Is civic technology the killer app for democracy?

 at TechCrunch: “Smartphone apps have improved convenience for public transportation in many urban centers. In Washington, DC, riders can download apps to help them figure out where to go, when to show up and how long to wait for a bus or train. However, the problem with public transport in DC is not the lack of modern, helpful and timely information. The problem is that the Metro subway system is onfire. 

Critical infrastructure refers to the vital systems that connect us. Like the water catastrophe in Flint, Michigan and our crumbling roads, bridges and airports, the Metro system in DC is experiencing a systems failure. The Metro’s problems arise from typical public challenges like  poor management and deferred maintenance.

Upgrades of physical infrastructure are not easy and nimble like a software patch or an agile design process. They are slow, expensive and subject to deliberation and scrutiny. In other words, they are the fundamental substance of democratic decision-making: big decisions with long-term implications that require thoughtful strategy, significant investment, political leadership and public buy-in.

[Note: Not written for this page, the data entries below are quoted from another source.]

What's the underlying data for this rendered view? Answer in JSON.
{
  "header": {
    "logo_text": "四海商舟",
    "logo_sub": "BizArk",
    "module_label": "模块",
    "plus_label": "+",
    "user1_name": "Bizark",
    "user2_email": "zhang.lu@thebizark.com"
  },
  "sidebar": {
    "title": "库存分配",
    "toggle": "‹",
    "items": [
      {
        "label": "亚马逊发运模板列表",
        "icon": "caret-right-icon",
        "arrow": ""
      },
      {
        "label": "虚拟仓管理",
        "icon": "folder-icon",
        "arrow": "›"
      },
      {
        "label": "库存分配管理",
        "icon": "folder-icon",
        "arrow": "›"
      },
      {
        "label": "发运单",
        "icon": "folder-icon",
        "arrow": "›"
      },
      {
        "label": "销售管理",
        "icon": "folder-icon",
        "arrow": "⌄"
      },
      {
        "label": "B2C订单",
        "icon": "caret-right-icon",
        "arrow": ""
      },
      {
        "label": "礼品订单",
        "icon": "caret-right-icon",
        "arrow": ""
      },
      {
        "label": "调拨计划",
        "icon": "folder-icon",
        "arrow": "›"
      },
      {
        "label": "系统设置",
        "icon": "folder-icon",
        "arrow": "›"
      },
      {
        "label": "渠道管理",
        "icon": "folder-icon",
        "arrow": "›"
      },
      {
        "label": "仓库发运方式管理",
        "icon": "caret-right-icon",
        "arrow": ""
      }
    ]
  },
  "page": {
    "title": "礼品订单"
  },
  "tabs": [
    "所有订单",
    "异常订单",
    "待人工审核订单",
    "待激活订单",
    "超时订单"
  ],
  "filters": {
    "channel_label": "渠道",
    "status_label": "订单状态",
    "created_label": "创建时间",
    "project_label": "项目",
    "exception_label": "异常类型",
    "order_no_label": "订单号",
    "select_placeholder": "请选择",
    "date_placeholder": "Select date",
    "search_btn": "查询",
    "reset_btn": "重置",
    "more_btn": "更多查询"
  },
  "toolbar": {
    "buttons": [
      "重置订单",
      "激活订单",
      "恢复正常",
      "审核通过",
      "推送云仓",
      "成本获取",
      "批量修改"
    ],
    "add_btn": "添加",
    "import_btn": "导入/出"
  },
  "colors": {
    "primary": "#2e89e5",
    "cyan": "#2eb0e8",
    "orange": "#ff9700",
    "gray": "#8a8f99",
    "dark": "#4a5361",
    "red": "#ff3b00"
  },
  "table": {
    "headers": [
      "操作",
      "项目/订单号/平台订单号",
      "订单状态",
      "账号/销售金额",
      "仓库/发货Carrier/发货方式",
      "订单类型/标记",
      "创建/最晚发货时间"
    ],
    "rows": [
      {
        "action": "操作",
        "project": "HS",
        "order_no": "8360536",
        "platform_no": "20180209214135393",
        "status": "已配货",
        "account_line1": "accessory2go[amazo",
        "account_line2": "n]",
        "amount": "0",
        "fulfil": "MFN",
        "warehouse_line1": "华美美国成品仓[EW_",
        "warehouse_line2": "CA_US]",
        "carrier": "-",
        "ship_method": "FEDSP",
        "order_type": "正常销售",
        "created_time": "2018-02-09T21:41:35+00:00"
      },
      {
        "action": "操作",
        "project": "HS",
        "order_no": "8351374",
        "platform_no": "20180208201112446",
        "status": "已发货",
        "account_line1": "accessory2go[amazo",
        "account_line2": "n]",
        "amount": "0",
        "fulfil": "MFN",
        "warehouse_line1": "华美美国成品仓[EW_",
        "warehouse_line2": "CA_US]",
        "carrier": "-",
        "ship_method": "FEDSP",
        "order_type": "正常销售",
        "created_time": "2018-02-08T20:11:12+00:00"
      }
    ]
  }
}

A killer app is an application you love so much you buy into a whole new way of doing things. Email and social media are good examples of killer apps. The killer app for Metro would have to get political leaders to look beyond their narrow, short-term interests and be willing to invest in modern public transportation for our national capital region.

The same is true for fixing our critical infrastructure throughout the nation. The killer apps for the systems on which we rely daily won’t be technical, they will be human. It will be Americans working together to a build a technology-enabled resilient democracy —one that is inclusive, responsive and successful in the Information Age.

In 2007, the I-35 bridge in Minneapolis collapsed into the Mississippi river. During his presidential bid, Senator John McCain used this event as an example of the failure of our leaders to make trade-offs for common national purpose. Case in point, an extravagantly expensive congressionally funded Alaskan “bridge to nowhere” that served just a handful of people on an island. But how many apps to nowhere are we building?.

In DC, commuters who can afford alternatives will leave Metro. They’ll walk, drive, ordera car service or locate a bikeshare. The people who suffer from the public service risk and imbalance of the current Metro system are those who have no choice.

So here’s the challenge: Modern technology needs to create an inclusive society. Our current technical approach too often means that we’re prioritizing progress or profit for the few over the many. This pattern defeats the purpose of both the technology revolution and American democracy. Government and infrastructure are supposed to serve everyone, but technology thus far has made it so that public failures affect some Americans more than others. …

For democracy to succeed in the Information Age, we’ll need some new rules of engagement with technology. The White House recently released its third report on data and its implications for society. The 2016 report pays special attention to the ethics of machine automation and algorithms. The authors stress the importance of ethical analytics and propose the principle of “equal opportunity by design.” It’s an excellent point of departure as we recalibrate old systems and build new bridges to a more resilient, inclusive and prosperous nation….(more)”